Comcast’s debut advertising report should have been a perfect opportunity to demonstrate a keen understanding of where the market is heading, but instead we find an MVPD clinging onto its legacy advertising business for dear life.
Most notable from the Comcast Advertising Report 2022: Actionable Insights for the Modern TV Advertiser is the fact that Comcast seems to caution against advertisers putting all their eggs in an addressable basket.
“Advertisers should be sure this hyper-focus on in-market customers does not detract from their need to reach future potential buyers,” the report reads. It gives the example of a luxury automotive brand which saw one-third of its purchases come from viewers that were not identified as having been ‘in-market’ for the car.
While MVPDs are usually desperate to push the infinite promise of addressable, Comcast has held back. The reasons could be two-fold. It is likely looking to retain some confidence in its traditional, non-targeted TV revenues, which are due for a big hit in the near future, while perhaps it is also trying hard to distract from the fact that its addressable initiatives have been too little, too late.
Considering that the automotive brand in question achieved three-times higher conversion rates by reaching those deemed to be in-market, via addressable advertising, palming off the technology certainly seems like an odd move – especially in a year that many are viewing to be addressable’s ‘take-off’.
The report certainly reads as though Comcast is trying to protect its linear impressions, with the recommendation that multi-screen campaigns perform best (in terms of audience reach) when only 20% to 30% of advertising spend is allocated to streaming.
The argument here is that linear can do most of the groundwork in pulling in the large numbers, while streaming should be used tactically for incremental reach. Comcast does caveat that adjusting within a wider bracket of 10% to 40% may be necessary depending on the desired audience, but this seems far too low if one wants to target those under 30 years old.
However, our main gripe with the Comcast report is that it deceptively frames its findings as holistic representations of the video industry at large.
As far as we can tell, these stats only concern viewers, publishers and advertisers that are somewhat tied into the pay TV ecosystem. Even those who have been living under a rock for the past five years will have an inkling that this is not the full picture.
Viewers are reportedly still spending over six hours a day watching linear TV, with 75% of that viewing occurring outside of primetime hours. This linear viewing is split by 69% cable and 31% broadcast. But what is unclear is whether this six-hour average accounts for all video-watching households in the US, or only those with pay TV packages?
If it is the latter, as suspected, then we imagine that the average linear watch time would shrink considerably once it accounts for the 20 million-plus homes that have cut the cord in the US since 2016. Faultline reached out to Comcast to clarify this, but did not hear back in time.

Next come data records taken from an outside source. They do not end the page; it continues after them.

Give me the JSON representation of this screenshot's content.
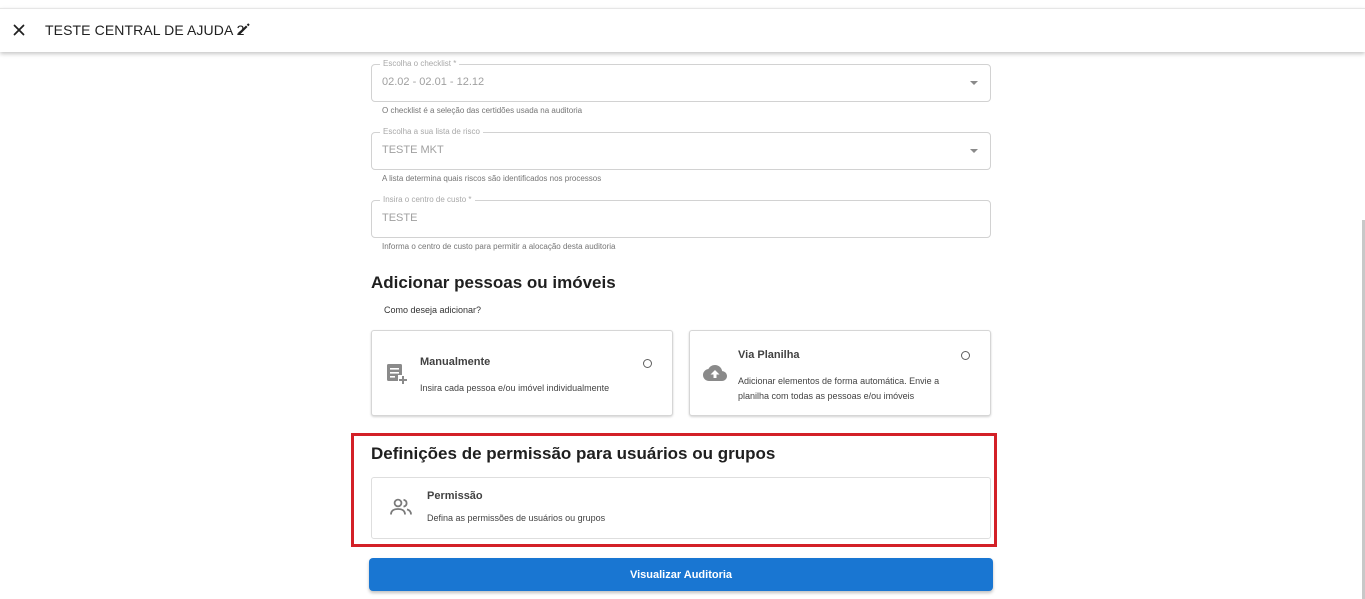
{
  "header": {
    "title": "TESTE CENTRAL DE AJUDA 2",
    "close_icon": "close-icon",
    "edit_icon": "pencil-icon"
  },
  "form": {
    "checklist": {
      "label": "Escolha o checklist *",
      "value": "02.02 - 02.01 - 12.12",
      "helper": "O checklist é a seleção das certidões usada na auditoria"
    },
    "risk_list": {
      "label": "Escolha a sua lista de risco",
      "value": "TESTE MKT",
      "helper": "A lista determina quais riscos são identificados nos processos"
    },
    "cost_center": {
      "label": "Insira o centro de custo *",
      "value": "TESTE",
      "helper": "Informa o centro de custo para permitir a alocação desta auditoria"
    }
  },
  "add_section": {
    "title": "Adicionar pessoas ou imóveis",
    "question": "Como deseja adicionar?",
    "options": [
      {
        "title": "Manualmente",
        "description": "Insira cada pessoa e/ou imóvel individualmente",
        "icon": "add-note-icon",
        "selected": false
      },
      {
        "title": "Via Planilha",
        "description_line1": "Adicionar elementos de forma automática. Envie a",
        "description_line2": "planilha com todas as pessoas e/ou imóveis",
        "icon": "cloud-upload-icon",
        "selected": false
      }
    ]
  },
  "permission_section": {
    "title": "Definições de permissão para usuários ou grupos",
    "card_title": "Permissão",
    "card_description": "Defina as permissões de usuários ou grupos",
    "icon": "people-icon",
    "highlight_color": "#d32027"
  },
  "actions": {
    "primary_label": "Visualizar Auditoria",
    "primary_color": "#1976d2"
  }
}
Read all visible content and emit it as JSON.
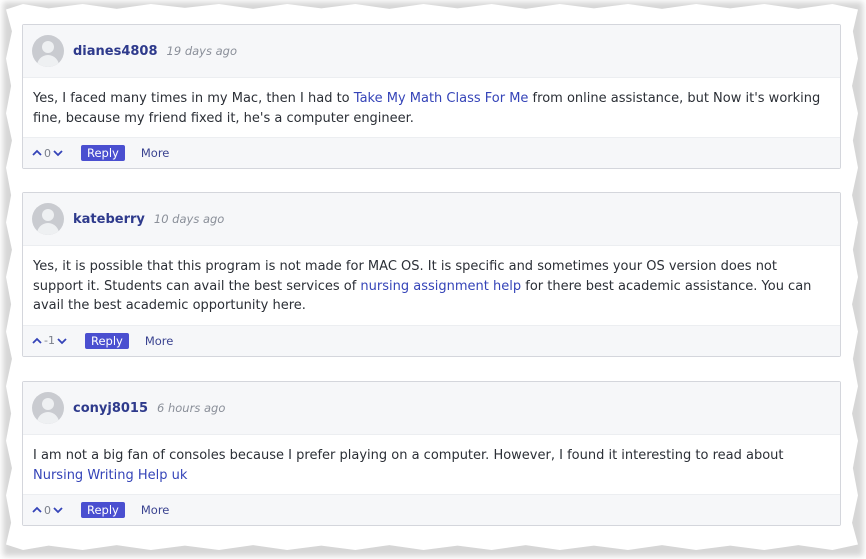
{
  "colors": {
    "username": "#2e3a8c",
    "link": "#3544b8",
    "reply_button": "#4a4fd0",
    "vote_arrow": "#3544b8"
  },
  "comments": [
    {
      "username": "dianes4808",
      "time": "19 days ago",
      "text_before": "Yes, I faced many times in my Mac, then I had to ",
      "link_text": "Take My Math Class For Me",
      "text_after": " from online assistance, but Now it's working fine, because my friend fixed it, he's a computer engineer.",
      "score": "0",
      "reply_label": "Reply",
      "more_label": "More"
    },
    {
      "username": "kateberry",
      "time": "10 days ago",
      "text_before": "Yes, it is possible that this program is not made for MAC OS. It is specific and sometimes your OS version does not support it. Students can avail the best services of ",
      "link_text": "nursing assignment help",
      "text_after": " for there best academic assistance. You can avail the best academic opportunity here.",
      "score": "-1",
      "reply_label": "Reply",
      "more_label": "More"
    },
    {
      "username": "conyj8015",
      "time": "6 hours ago",
      "text_before": "I am not a big fan of consoles because I prefer playing on a computer. However, I found it interesting to read about  ",
      "link_text": "Nursing Writing Help uk",
      "text_after": "",
      "score": "0",
      "reply_label": "Reply",
      "more_label": "More"
    }
  ]
}
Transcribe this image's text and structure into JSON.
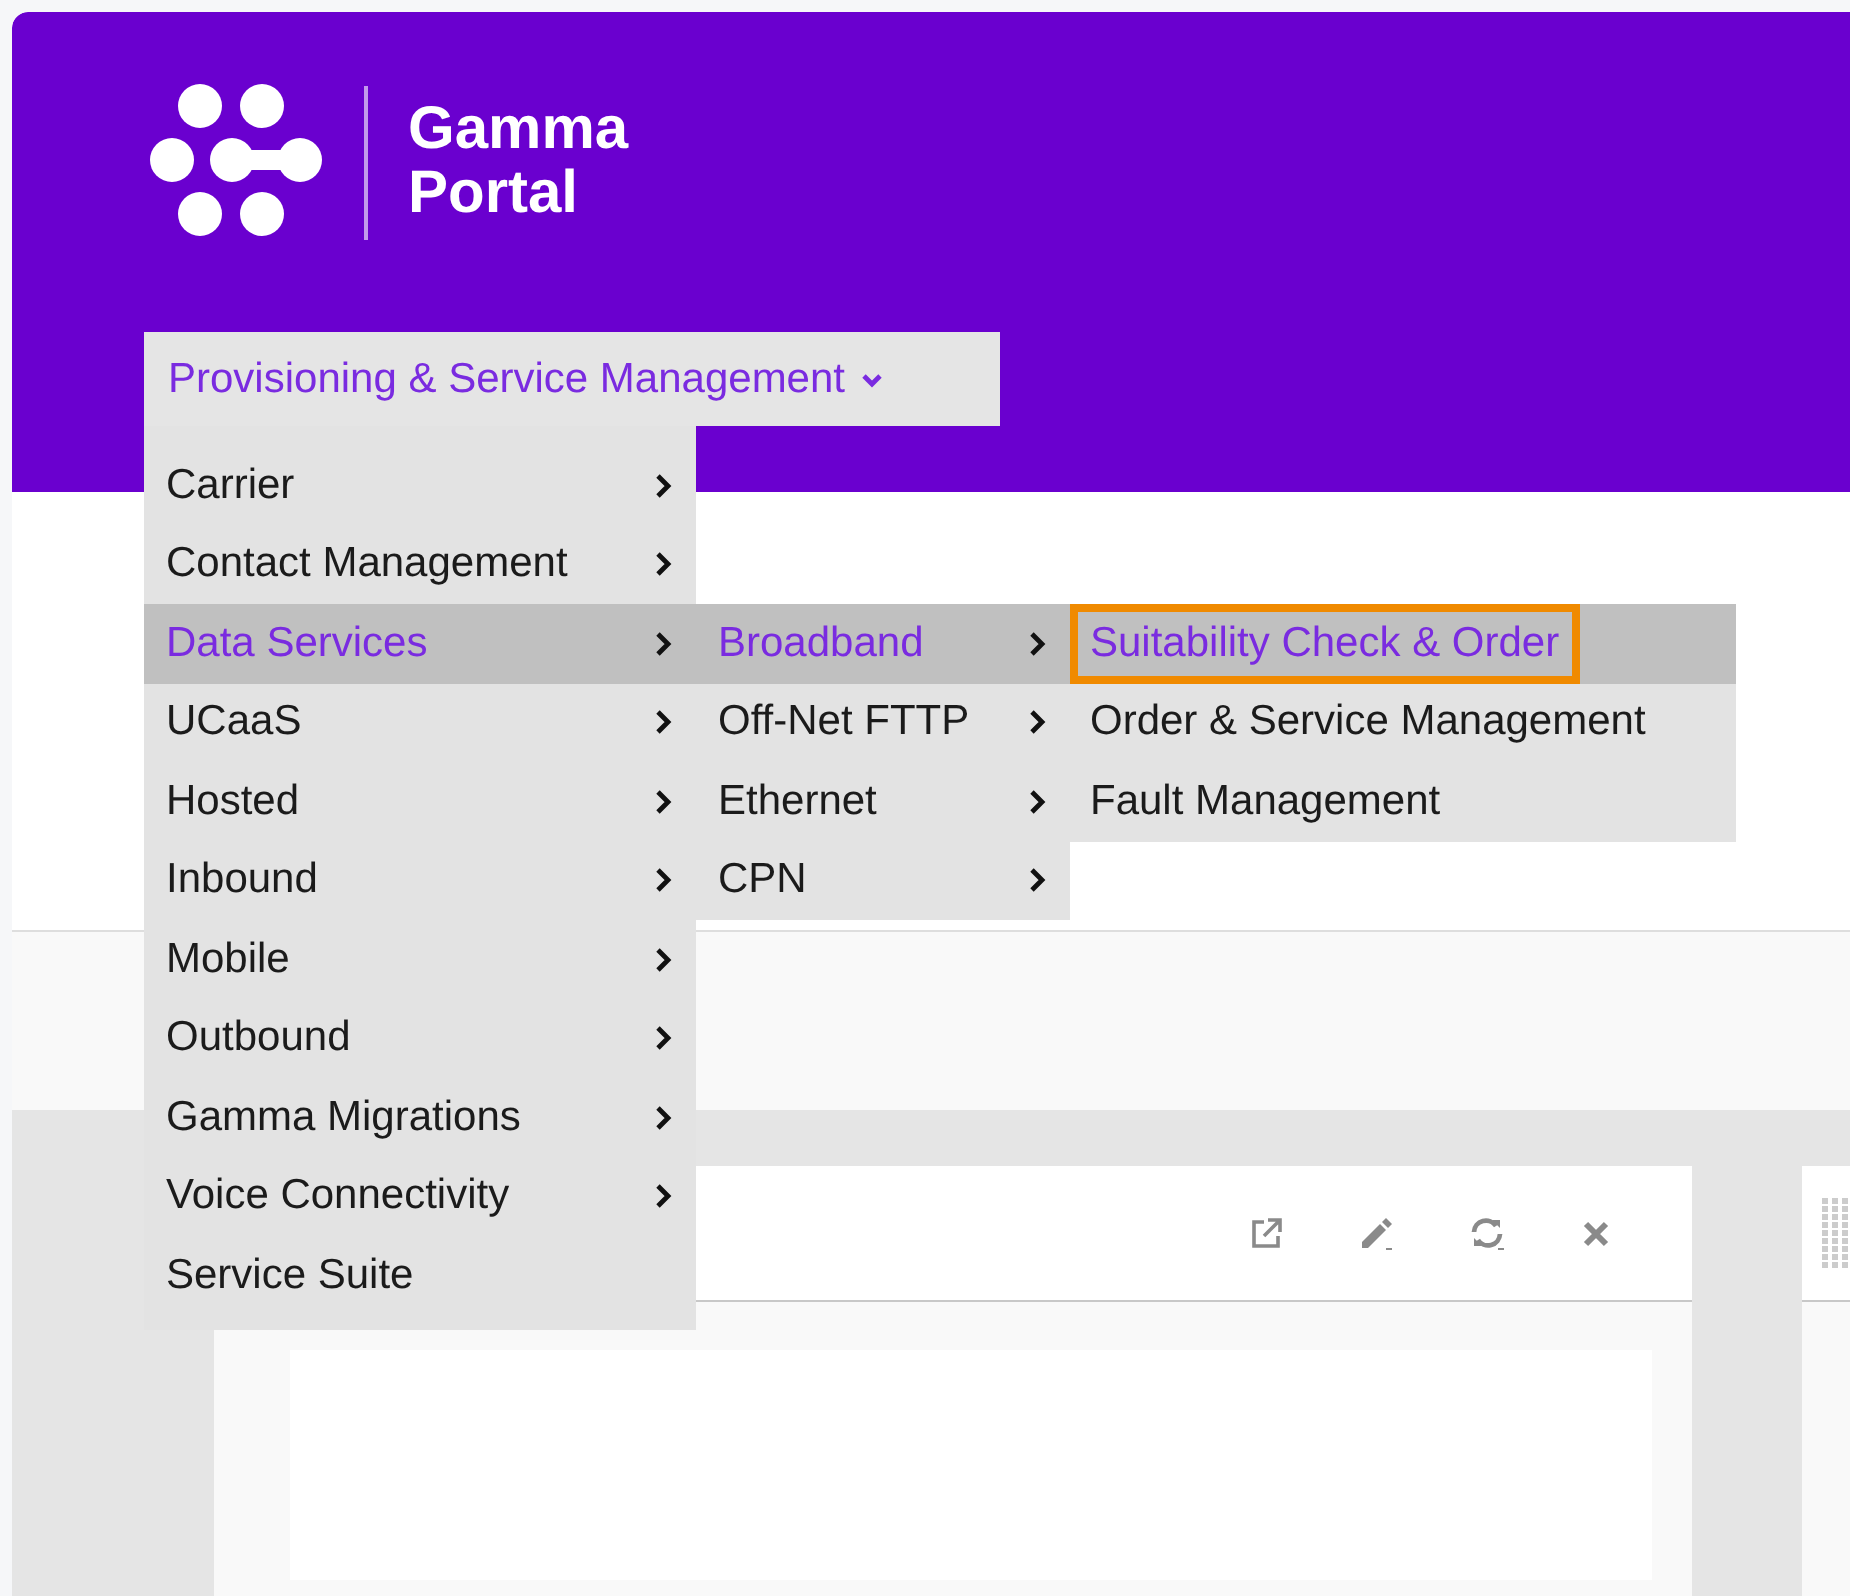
{
  "brand": {
    "line_1": "Gamma",
    "line_2": "Portal"
  },
  "nav": {
    "label": "Provisioning & Service Management",
    "expanded": true,
    "items": [
      {
        "label": "Carrier",
        "selected": false,
        "has_submenu": true
      },
      {
        "label": "Contact Management",
        "selected": false,
        "has_submenu": true
      },
      {
        "label": "Data Services",
        "selected": true,
        "has_submenu": true,
        "children": [
          {
            "label": "Broadband",
            "selected": true,
            "has_submenu": true,
            "children": [
              {
                "label": "Suitability Check & Order",
                "selected": true,
                "focused": true,
                "has_submenu": false
              },
              {
                "label": "Order & Service Management",
                "selected": false,
                "focused": false,
                "has_submenu": false
              },
              {
                "label": "Fault Management",
                "selected": false,
                "focused": false,
                "has_submenu": false
              }
            ]
          },
          {
            "label": "Off-Net FTTP",
            "selected": false,
            "has_submenu": true
          },
          {
            "label": "Ethernet",
            "selected": false,
            "has_submenu": true
          },
          {
            "label": "CPN",
            "selected": false,
            "has_submenu": true
          }
        ]
      },
      {
        "label": "UCaaS",
        "selected": false,
        "has_submenu": true
      },
      {
        "label": "Hosted",
        "selected": false,
        "has_submenu": true
      },
      {
        "label": "Inbound",
        "selected": false,
        "has_submenu": true
      },
      {
        "label": "Mobile",
        "selected": false,
        "has_submenu": true
      },
      {
        "label": "Outbound",
        "selected": false,
        "has_submenu": true
      },
      {
        "label": "Gamma Migrations",
        "selected": false,
        "has_submenu": true
      },
      {
        "label": "Voice Connectivity",
        "selected": false,
        "has_submenu": true
      },
      {
        "label": "Service Suite",
        "selected": false,
        "has_submenu": false
      }
    ]
  }
}
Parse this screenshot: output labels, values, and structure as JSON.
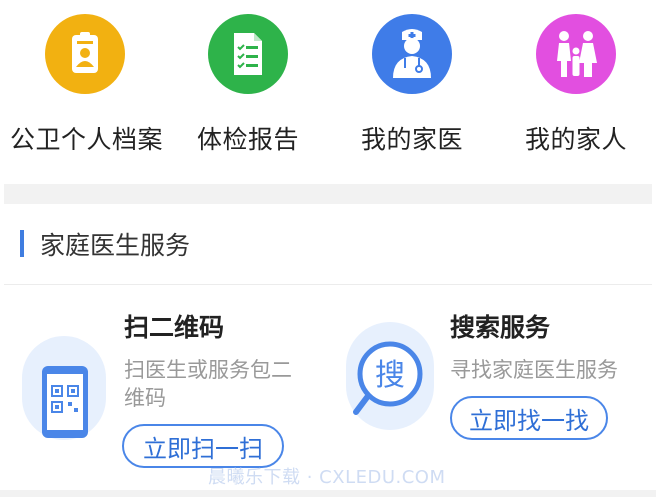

Comcast says that live content is still the big pull for viewers, making up 89% and 54% of linear and digital watch times, respectively. If anything, this 54% of digital watch time seems weirdly high, with the remaining 46% made up of VoD – 34% longform and 12% clips.
While we certainly agree that live is set to become pivotal in digital video consumption, the idea that binge-watching series only makes up 34% of digital watch times seems off. If Comcast is including FAST services in this number, it is slightly more believable, especially as FAST viewership grew 25% over 2021, with six out of ten connected TVs households now tuning into FAST services, according to Comcast.
The number of digital video ads is on the rise, with impressions up 45% year on year in the second half of 2021. The paper quotes a November 2021 survey from Effectv which found that 75% of viewers are happy to view streaming ads, so long as the content is free. There has also been a 54% increase year on year in audience targeted campaigns, which has fueled an interest in advertisers harnessing their own first-party data to find these audiences. Comcast says this has proven particularly true with political and automotive advertisers.
Comcast highlights how this need to optimize audience data has led to an increased reliance on the automation and efficiency offered by programmatic buying. Programmatic ad impressions grew 80% YoY in the second half of 2021, 60% of which were guaranteed deals, which leads Comcast to forecast that programmatic deals could comprise half of all premium video advertising by 2026.
As for viewing formats, 65% of programmatic views were on CTV, which is seeing a growing share of such buys, while set tops, desktops and mobiles each hold 19%, 9% and 6%, respectively.
Another interesting nugget is that many publishers are turning to schedule optimization technologies to maximize yield from inventory. In one case study, Comcast found that such tools can reduce manual workloads for publishers by 20%, while simultaneously boosting revenues by 20%.